▶ [Given information]
____________

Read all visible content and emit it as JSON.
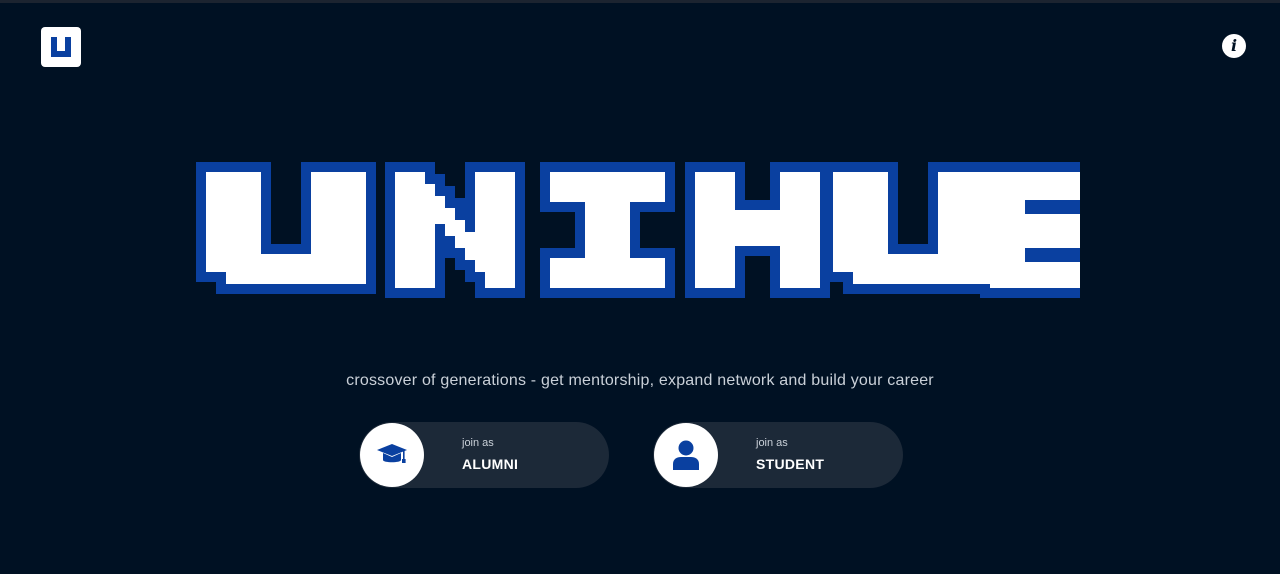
{
  "header": {
    "logo_icon": "unihub-logo-icon",
    "info_icon": "info-icon",
    "info_glyph": "i"
  },
  "hero": {
    "wordmark": "UNIHUB",
    "tagline": "crossover of generations - get mentorship, expand network and build your career"
  },
  "actions": [
    {
      "label_small": "join as",
      "label_main": "ALUMNI",
      "icon": "graduation-cap-icon"
    },
    {
      "label_small": "join as",
      "label_main": "STUDENT",
      "icon": "user-icon"
    }
  ],
  "colors": {
    "background": "#001123",
    "accent": "#0a40a0",
    "button_bg": "#1c2938",
    "text": "#ffffff"
  }
}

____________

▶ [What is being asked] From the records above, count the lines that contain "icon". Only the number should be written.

▶ [Exercise response] 4